It will likely be many years before those homes become a reality, but if they were built today, the staff says seven schools would be overcapacity: Cedar Forest Elementary, Robert E. Lee Elementary, Battlefield Middle, Freedom Middle, Spotsylvania Middle, Courtland High and Massaponax High.
Add Heritage Woods to the mix and an eighth school, Parkside Elementary, would exceed its capacity by 227 students, the staff says. Walton, the Heritage Woods landowner, recently announced it was donating $15,000 to Parkside for a new playground.
Supervisor Gary Skinner, whose Lee Hill District includes the Heritage Woods site, said he thinks the development would help schools and roads, not hurt them.
He noted that Walton is offering to pay $2.6 million in cash proffers for transportation before any homes are built. Seventy percent of all proffers would be earmarked for roads and 30 percent for schools, based on revised proffers submitted this month.
“We’re not going to get this money from the state right away, and if we don’t start doing something we’re going to put ourselves in a bind,” said Skinner, who won re-election this year against an opponent who opposed Heritage Woods.
With the proffer money, he said, the county could take advantage of the Virginia Department of Transportation’s revenue-sharing program that supplies matching grants to localities.
Still, county staff has recommended denial of the development, noting that its cash proffers are about $12.4 million short of what local guidelines call for.
Walton is offering to pay $18,600 per detached home beyond the first 53 homes, which are allowed without county approval; $13,500 per townhouse; and $6,500 per apartment. The company must pay Spotsylvania by the time each home receives an occupancy permit.
That brings the developer’s contribution up to roughly $15.7 million. But county guidelines call for about $28.1 million in proffers on a development like this.
The county has approved three large mixed-use developments this year without any cash proffers.
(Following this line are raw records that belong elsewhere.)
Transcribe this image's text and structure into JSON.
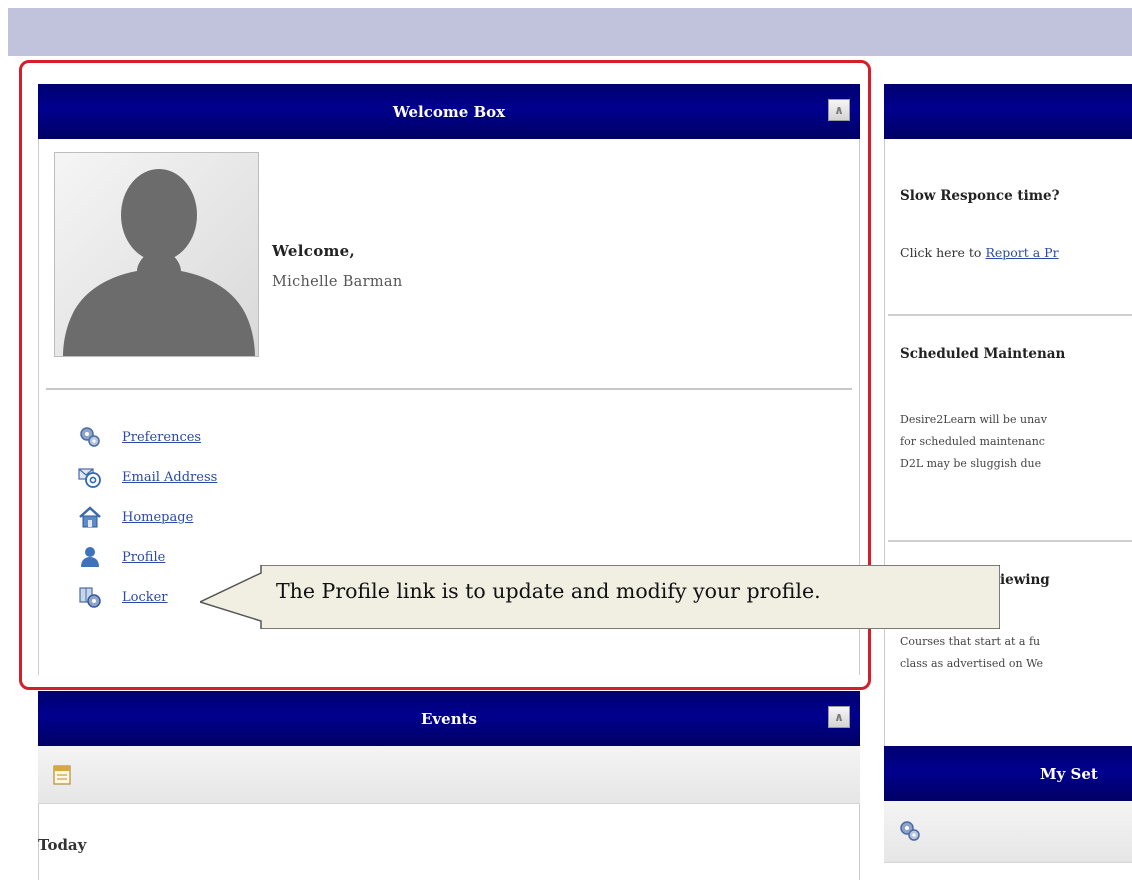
{
  "welcome_box": {
    "title": "Welcome Box",
    "greeting": "Welcome,",
    "user_name": "Michelle Barman",
    "links": [
      {
        "label": "Preferences",
        "icon": "gears-icon"
      },
      {
        "label": "Email Address",
        "icon": "email-icon"
      },
      {
        "label": "Homepage",
        "icon": "home-icon"
      },
      {
        "label": "Profile",
        "icon": "person-icon"
      },
      {
        "label": "Locker",
        "icon": "locker-icon"
      }
    ]
  },
  "callout": {
    "text": "The Profile link is to update and modify your profile."
  },
  "events": {
    "title": "Events",
    "today_label": "Today"
  },
  "news": {
    "item1_title": "Slow Responce time?",
    "item1_text": "Click here to ",
    "item1_link": "Report a Pr",
    "item2_title": "Scheduled Maintenan",
    "item2_line1": "Desire2Learn will be unav",
    "item2_line2": "for scheduled maintenanc",
    "item2_line3": "D2L may be sluggish due",
    "item3_title": "iewing",
    "item3_line1": "Courses that start at a fu",
    "item3_line2": "class as advertised on We"
  },
  "my_settings": {
    "title": "My Set"
  },
  "colors": {
    "header_navy": "#000080",
    "highlight_red": "#d61e2b",
    "link_blue": "#2b4aa8",
    "top_strip": "#c1c3dd"
  }
}
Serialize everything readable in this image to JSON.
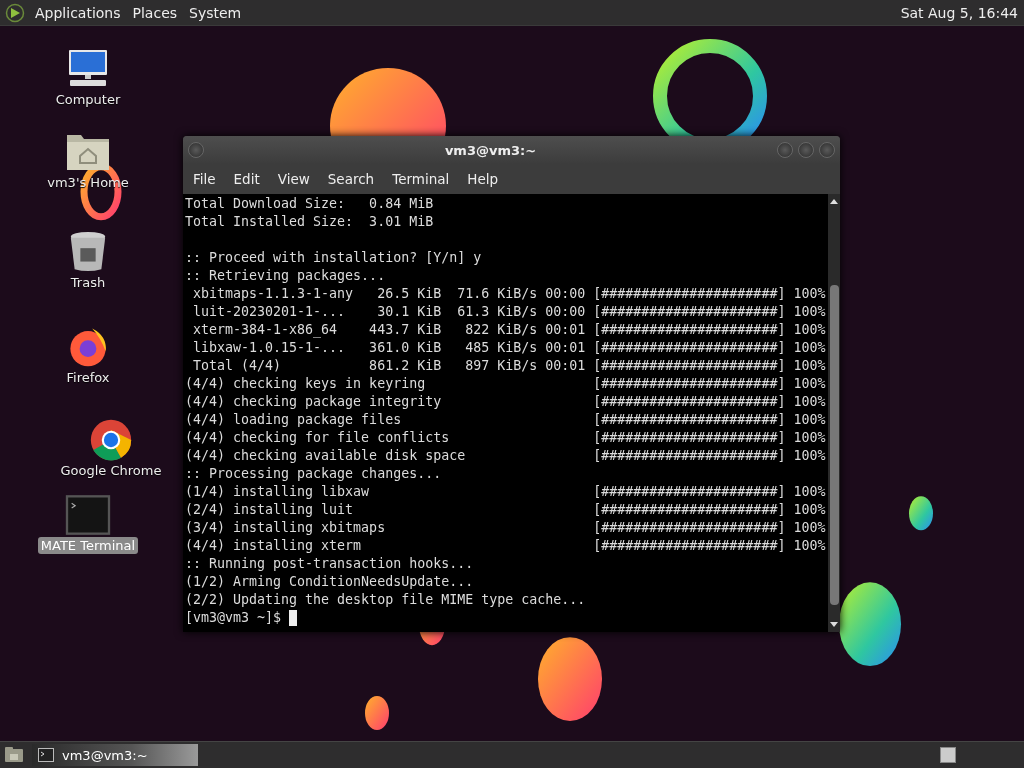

Unlike Heritage Woods, those projects had commercial components.
Jeff Branscome: 540/374-5402